**WHAT IS NEEDED:** Print out the entries that follow exactly, missing none.

(Beginning of RECORDS SUPPLIED)

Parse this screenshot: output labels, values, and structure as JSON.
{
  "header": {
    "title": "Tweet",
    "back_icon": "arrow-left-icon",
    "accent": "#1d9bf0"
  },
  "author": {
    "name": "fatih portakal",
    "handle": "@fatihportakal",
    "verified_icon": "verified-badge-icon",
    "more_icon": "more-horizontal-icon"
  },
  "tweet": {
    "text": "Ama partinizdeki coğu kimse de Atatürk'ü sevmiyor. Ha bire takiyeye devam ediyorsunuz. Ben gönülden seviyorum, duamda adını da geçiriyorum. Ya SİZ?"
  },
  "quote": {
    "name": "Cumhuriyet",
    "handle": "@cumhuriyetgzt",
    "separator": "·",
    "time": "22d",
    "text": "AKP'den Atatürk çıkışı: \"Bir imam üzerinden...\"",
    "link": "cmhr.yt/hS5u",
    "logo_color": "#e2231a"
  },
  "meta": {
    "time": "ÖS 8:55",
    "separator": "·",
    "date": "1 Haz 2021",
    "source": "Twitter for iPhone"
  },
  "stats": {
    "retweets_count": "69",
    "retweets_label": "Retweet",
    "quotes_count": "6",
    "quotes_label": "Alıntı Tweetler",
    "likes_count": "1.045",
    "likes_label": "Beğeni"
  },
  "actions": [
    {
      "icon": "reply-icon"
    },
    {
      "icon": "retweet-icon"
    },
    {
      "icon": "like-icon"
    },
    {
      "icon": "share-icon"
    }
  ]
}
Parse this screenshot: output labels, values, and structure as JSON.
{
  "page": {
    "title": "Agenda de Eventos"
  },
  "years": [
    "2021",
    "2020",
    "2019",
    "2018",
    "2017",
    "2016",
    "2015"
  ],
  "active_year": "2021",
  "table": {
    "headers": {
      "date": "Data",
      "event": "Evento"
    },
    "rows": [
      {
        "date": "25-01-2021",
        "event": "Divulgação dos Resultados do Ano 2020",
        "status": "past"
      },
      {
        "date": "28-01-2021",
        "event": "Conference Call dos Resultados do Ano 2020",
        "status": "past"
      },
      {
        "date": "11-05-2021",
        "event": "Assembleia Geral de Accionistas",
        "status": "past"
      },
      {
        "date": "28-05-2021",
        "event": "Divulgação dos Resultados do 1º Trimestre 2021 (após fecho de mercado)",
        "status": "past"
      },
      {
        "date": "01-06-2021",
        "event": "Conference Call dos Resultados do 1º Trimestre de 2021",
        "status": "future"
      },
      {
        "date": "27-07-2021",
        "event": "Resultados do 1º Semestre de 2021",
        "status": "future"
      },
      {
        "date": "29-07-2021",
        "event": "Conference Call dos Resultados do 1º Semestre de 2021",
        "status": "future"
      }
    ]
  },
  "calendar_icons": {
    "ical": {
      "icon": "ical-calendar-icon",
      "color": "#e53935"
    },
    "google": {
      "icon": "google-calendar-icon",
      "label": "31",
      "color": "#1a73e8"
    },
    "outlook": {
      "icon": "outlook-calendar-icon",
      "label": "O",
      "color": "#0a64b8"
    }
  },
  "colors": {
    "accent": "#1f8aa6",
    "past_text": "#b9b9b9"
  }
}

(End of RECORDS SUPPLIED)

**RESPONSE AREA:**
Parse this screenshot: output labels, values, and structure as JSON.
{
  "header": {
    "title": "Tweet",
    "back_icon": "arrow-left-icon",
    "accent": "#1d9bf0"
  },
  "author": {
    "name": "fatih portakal",
    "handle": "@fatihportakal",
    "verified_icon": "verified-badge-icon",
    "more_icon": "more-horizontal-icon"
  },
  "tweet": {
    "text": "Ama partinizdeki coğu kimse de Atatürk'ü sevmiyor. Ha bire takiyeye devam ediyorsunuz. Ben gönülden seviyorum, duamda adını da geçiriyorum. Ya SİZ?"
  },
  "quote": {
    "name": "Cumhuriyet",
    "handle": "@cumhuriyetgzt",
    "separator": "·",
    "time": "22d",
    "text": "AKP'den Atatürk çıkışı: \"Bir imam üzerinden...\"",
    "link": "cmhr.yt/hS5u",
    "logo_color": "#e2231a"
  },
  "meta": {
    "time": "ÖS 8:55",
    "separator": "·",
    "date": "1 Haz 2021",
    "source": "Twitter for iPhone"
  },
  "stats": {
    "retweets_count": "69",
    "retweets_label": "Retweet",
    "quotes_count": "6",
    "quotes_label": "Alıntı Tweetler",
    "likes_count": "1.045",
    "likes_label": "Beğeni"
  },
  "actions": [
    {
      "icon": "reply-icon"
    },
    {
      "icon": "retweet-icon"
    },
    {
      "icon": "like-icon"
    },
    {
      "icon": "share-icon"
    }
  ]
}
Parse this screenshot: output labels, values, and structure as JSON.
{
  "page": {
    "title": "Agenda de Eventos"
  },
  "years": [
    "2021",
    "2020",
    "2019",
    "2018",
    "2017",
    "2016",
    "2015"
  ],
  "active_year": "2021",
  "table": {
    "headers": {
      "date": "Data",
      "event": "Evento"
    },
    "rows": [
      {
        "date": "25-01-2021",
        "event": "Divulgação dos Resultados do Ano 2020",
        "status": "past"
      },
      {
        "date": "28-01-2021",
        "event": "Conference Call dos Resultados do Ano 2020",
        "status": "past"
      },
      {
        "date": "11-05-2021",
        "event": "Assembleia Geral de Accionistas",
        "status": "past"
      },
      {
        "date": "28-05-2021",
        "event": "Divulgação dos Resultados do 1º Trimestre 2021 (após fecho de mercado)",
        "status": "past"
      },
      {
        "date": "01-06-2021",
        "event": "Conference Call dos Resultados do 1º Trimestre de 2021",
        "status": "future"
      },
      {
        "date": "27-07-2021",
        "event": "Resultados do 1º Semestre de 2021",
        "status": "future"
      },
      {
        "date": "29-07-2021",
        "event": "Conference Call dos Resultados do 1º Semestre de 2021",
        "status": "future"
      }
    ]
  },
  "calendar_icons": {
    "ical": {
      "icon": "ical-calendar-icon",
      "color": "#e53935"
    },
    "google": {
      "icon": "google-calendar-icon",
      "label": "31",
      "color": "#1a73e8"
    },
    "outlook": {
      "icon": "outlook-calendar-icon",
      "label": "O",
      "color": "#0a64b8"
    }
  },
  "colors": {
    "accent": "#1f8aa6",
    "past_text": "#b9b9b9"
  }
}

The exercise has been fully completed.